**The problem:**
Where a line of the material includes the string "Troubleshooting", copy that line.

---

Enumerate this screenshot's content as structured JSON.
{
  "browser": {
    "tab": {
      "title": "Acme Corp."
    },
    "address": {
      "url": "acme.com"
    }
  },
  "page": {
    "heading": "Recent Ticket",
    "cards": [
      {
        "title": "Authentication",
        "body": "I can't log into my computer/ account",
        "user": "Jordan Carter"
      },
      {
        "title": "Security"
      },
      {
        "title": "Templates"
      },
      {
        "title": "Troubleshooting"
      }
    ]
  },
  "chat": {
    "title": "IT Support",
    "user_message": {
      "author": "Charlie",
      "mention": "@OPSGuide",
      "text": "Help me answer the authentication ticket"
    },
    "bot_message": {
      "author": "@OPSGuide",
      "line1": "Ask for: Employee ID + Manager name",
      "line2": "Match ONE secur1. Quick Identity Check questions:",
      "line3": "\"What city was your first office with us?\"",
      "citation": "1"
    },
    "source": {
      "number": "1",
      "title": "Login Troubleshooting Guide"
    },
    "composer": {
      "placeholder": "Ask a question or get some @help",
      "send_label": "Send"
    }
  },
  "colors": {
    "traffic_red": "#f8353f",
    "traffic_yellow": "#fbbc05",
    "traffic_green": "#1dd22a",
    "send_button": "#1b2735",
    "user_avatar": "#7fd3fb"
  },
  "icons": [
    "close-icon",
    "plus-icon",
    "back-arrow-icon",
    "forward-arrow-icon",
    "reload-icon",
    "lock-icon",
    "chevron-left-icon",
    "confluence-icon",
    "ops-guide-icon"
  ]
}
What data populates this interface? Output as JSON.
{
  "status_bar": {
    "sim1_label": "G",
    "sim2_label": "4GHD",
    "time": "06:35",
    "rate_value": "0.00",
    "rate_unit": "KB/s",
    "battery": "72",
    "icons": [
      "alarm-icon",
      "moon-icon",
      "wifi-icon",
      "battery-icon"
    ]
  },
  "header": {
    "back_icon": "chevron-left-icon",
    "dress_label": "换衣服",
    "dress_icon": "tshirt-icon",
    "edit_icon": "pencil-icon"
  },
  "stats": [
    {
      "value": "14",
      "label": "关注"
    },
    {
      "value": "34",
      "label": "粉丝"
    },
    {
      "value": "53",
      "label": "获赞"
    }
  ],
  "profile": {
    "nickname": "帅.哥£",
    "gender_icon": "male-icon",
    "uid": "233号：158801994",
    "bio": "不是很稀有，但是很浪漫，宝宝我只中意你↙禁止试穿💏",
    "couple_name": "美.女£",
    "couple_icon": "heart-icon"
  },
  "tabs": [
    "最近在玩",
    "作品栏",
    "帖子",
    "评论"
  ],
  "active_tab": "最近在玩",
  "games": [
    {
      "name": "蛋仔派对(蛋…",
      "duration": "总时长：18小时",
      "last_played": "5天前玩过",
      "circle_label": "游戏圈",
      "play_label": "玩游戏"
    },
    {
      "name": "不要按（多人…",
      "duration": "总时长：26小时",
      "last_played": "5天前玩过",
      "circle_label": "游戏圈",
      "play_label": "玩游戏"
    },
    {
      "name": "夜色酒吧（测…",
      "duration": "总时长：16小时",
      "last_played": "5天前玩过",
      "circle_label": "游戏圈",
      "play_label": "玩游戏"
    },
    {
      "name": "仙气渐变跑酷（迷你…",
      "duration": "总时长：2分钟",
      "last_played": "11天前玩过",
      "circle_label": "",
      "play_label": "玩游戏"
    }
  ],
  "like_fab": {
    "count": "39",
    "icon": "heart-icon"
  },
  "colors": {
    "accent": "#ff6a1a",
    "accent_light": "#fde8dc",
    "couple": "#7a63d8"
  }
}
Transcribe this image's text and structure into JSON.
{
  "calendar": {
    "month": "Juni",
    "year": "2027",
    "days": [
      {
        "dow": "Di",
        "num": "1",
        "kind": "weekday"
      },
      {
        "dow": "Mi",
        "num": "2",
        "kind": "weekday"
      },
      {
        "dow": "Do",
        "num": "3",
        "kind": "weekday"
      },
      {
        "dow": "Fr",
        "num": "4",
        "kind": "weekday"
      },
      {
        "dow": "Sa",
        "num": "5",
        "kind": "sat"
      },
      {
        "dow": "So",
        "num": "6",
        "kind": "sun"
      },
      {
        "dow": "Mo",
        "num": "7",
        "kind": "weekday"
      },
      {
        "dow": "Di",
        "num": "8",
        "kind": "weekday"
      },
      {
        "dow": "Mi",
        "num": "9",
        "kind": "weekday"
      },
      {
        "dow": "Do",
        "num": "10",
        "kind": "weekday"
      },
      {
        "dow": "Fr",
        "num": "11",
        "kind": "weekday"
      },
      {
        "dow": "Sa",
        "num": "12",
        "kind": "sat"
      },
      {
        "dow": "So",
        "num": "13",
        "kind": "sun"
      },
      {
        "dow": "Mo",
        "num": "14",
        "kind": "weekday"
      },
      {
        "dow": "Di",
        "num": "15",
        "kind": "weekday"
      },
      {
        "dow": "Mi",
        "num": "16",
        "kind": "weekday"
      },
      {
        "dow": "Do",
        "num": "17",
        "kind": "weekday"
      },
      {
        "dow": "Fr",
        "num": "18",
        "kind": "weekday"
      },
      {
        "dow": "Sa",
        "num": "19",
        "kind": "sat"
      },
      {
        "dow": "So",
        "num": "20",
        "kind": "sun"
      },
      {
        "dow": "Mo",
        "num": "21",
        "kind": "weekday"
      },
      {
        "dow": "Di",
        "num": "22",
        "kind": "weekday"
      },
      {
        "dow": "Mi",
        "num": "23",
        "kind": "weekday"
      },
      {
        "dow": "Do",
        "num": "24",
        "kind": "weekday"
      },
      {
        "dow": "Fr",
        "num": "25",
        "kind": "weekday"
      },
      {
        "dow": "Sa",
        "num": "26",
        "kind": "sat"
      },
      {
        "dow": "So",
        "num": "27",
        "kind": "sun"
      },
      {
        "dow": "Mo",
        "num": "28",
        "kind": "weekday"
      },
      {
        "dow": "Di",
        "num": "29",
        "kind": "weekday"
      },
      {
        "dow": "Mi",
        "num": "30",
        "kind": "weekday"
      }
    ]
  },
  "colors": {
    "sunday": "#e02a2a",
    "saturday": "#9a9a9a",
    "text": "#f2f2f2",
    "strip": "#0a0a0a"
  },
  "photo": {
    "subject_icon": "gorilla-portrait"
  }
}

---

**Your response:**
        "title": "Troubleshooting"
      "title": "Login Troubleshooting Guide"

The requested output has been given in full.